When deciding who to include on our religious power list, there was one question we kept asking to test someone’s influence: who’s putting religion into our lives?
Over the past year, our national conversation has revolved around debates where religious figures have had a big say. Same-sex marriage, school funding, school chaplains and racial discrimination are a few.
Despite this, Australians seem to regard themselves as a secular lot. We did elect a declared atheist as prime minister after all. We also don’t go to church as much as we used to. According to the most recent census, our biggest two religions – Catholicism and Anglicanism – are losing followers, while those reporting ‘No Religion’ have increased from 15% to 22% in the past four years.
With that in mind, The Power Index thought it was important to find those who aren’t just powerful in their own community, but are succeeding in pushing their religious views on to non believers.
People like Jim Wallace, from the Australian Christian Lobby, who is unashamed in saying he wants more religion in Canberra. He’s succeeded in one way, getting Prime Minister Julia Gillard to his national conference (although Gillard pulled out this morning after Wallace's comments about gay marriage and smoking).
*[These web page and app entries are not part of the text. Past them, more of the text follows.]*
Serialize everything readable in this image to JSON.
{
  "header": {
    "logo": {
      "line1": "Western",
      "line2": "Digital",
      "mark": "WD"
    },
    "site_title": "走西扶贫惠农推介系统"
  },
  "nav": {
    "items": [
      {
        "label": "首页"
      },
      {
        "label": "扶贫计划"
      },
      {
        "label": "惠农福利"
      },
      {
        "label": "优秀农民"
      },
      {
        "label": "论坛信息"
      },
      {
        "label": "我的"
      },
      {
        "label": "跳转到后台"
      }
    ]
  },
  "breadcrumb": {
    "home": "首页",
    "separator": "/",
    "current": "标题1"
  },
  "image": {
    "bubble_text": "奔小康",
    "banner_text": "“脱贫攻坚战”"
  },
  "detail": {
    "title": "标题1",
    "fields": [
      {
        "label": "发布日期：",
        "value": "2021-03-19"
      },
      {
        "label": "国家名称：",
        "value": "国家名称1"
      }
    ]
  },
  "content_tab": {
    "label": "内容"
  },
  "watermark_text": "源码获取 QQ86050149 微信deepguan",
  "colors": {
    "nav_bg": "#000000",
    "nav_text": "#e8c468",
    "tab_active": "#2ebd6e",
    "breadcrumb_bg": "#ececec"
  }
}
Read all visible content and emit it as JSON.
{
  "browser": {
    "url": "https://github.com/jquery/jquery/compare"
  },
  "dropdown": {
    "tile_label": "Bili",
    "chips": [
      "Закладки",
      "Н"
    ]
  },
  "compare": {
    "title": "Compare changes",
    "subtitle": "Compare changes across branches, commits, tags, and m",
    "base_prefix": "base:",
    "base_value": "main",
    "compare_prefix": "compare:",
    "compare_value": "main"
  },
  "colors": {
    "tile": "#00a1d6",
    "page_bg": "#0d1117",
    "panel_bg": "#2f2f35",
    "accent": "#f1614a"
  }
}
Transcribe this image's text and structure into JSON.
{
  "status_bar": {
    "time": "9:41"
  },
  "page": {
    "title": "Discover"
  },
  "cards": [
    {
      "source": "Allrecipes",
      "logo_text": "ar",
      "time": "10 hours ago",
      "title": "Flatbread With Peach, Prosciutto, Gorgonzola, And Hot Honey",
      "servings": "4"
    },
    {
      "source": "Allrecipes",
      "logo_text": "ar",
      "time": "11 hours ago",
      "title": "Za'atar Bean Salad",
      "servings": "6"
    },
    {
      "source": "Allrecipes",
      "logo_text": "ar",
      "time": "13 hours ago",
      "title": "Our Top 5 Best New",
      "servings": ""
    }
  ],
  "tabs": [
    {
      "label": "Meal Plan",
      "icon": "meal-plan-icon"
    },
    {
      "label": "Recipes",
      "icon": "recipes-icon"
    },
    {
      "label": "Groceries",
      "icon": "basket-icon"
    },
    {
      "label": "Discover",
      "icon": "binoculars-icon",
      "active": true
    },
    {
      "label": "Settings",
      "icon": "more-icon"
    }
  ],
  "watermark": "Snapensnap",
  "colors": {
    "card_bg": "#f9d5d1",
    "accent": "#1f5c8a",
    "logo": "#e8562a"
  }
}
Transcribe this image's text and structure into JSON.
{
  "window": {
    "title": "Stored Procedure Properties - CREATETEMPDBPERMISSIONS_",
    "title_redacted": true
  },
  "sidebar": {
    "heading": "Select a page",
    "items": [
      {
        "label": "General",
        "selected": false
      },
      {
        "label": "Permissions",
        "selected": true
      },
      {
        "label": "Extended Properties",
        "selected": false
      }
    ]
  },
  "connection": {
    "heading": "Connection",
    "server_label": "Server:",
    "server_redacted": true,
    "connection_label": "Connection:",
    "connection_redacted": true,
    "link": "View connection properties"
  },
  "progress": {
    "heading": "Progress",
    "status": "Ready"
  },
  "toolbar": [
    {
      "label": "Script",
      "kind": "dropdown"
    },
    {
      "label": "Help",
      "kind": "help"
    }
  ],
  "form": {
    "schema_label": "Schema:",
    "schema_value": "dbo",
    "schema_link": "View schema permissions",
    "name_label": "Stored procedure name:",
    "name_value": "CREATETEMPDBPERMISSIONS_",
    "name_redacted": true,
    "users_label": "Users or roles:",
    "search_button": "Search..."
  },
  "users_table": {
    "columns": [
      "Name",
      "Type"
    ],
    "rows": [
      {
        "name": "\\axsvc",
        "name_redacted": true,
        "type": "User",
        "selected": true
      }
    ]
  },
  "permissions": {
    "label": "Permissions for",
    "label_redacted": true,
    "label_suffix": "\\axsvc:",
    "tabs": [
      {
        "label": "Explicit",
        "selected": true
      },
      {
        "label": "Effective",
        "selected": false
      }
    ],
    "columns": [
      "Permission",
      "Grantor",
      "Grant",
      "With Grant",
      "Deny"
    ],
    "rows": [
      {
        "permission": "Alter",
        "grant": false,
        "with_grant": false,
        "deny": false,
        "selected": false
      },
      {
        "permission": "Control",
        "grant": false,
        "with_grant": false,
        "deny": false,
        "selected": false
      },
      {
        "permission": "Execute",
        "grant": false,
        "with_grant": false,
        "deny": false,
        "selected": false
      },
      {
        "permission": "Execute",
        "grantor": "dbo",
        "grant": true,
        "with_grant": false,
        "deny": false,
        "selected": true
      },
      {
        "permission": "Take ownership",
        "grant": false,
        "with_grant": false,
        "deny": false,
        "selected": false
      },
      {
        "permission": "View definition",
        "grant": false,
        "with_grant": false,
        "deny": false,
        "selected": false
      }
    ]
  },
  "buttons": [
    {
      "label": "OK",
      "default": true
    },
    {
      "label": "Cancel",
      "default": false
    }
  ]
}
Or Sydney Anglican archbishop Peter Jensen, who is using the power of his constituency to help block same-sex marriage – something 64% of Australians support, according to recent surveys.
Not all religions have seen decreases in numbers. Non-Christian faiths such as Buddhism (up 48%), Islam (up 69%) and Hinduism (up 189%) have all boomed over the past decade. And then there’s the homegrown Pentecostal churches like Hillsong, which have seen their own boost in popularity.
With a larger community, generally comes a bigger seat at the power table. This theory is being tested by Samier Dandan from the Lebanese Muslim Association, who has explicitly stated he’ll be throwing his support behind the politicians who give Muslims the best deal.
But power does not necessarily reside with who has the most followers (although it doesn’t hurt). The Jewish community, which numbers less than 100,000 people in Australia, is widely regarded as being a force politically through organisations such as the Australia/Israel & Jewish Affairs Council.
What issues are religious leaders having a say over?
• Same-sex marriage
• Publicly funded chaplains in public schools
• Funding for religious non-government schools
• Health and aged care
• Abortion and birth control
• Stem cell research
• Anti-discrimination laws
• The right to hire and fire on the basis of faith